What is needed:
Scan the material for "world". Copy every line it appears in.

Input material:
● ● ● ●

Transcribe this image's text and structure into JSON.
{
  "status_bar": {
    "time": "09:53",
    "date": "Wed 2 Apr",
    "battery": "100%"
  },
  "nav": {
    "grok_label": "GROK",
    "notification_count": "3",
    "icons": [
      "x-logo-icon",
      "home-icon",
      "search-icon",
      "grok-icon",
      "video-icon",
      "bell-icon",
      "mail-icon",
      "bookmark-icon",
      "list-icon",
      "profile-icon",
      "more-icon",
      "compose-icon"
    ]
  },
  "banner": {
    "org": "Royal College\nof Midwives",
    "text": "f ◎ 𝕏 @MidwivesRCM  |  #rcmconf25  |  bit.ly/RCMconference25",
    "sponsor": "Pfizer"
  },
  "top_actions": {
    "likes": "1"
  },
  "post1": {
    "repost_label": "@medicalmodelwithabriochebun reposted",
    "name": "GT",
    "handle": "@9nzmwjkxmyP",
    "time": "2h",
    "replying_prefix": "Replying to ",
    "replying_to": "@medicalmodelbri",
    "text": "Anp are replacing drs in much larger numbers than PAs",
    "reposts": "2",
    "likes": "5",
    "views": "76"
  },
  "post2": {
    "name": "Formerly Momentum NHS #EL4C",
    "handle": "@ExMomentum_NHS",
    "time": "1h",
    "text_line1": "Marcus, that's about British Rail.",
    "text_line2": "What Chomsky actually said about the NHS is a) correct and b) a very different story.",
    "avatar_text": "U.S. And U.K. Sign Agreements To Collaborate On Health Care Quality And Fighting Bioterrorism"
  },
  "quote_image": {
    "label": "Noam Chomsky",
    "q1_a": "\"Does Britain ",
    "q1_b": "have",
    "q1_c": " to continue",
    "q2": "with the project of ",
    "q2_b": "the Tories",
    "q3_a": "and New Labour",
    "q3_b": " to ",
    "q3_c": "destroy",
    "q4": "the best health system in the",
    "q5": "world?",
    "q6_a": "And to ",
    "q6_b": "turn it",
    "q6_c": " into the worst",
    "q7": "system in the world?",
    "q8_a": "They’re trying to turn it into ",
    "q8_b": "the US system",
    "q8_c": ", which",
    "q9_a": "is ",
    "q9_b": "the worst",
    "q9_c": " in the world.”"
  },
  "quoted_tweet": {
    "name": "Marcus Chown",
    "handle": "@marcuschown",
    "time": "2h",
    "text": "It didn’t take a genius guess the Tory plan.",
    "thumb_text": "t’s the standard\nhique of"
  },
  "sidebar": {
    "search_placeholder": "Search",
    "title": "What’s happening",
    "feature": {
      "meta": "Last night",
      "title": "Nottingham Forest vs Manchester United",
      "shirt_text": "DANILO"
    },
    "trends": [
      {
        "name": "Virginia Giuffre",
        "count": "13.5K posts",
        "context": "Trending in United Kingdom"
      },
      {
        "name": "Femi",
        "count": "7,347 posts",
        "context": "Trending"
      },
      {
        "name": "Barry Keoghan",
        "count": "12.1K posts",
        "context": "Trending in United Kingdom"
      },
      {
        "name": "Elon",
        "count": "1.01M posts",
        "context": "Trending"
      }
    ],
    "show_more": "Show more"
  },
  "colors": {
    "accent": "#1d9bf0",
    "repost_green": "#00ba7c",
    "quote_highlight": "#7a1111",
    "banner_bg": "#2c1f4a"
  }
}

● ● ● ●

Solution to the problem:
    "q5": "world?",
    "q7": "system in the world?",
    "q9_c": " in the world.”"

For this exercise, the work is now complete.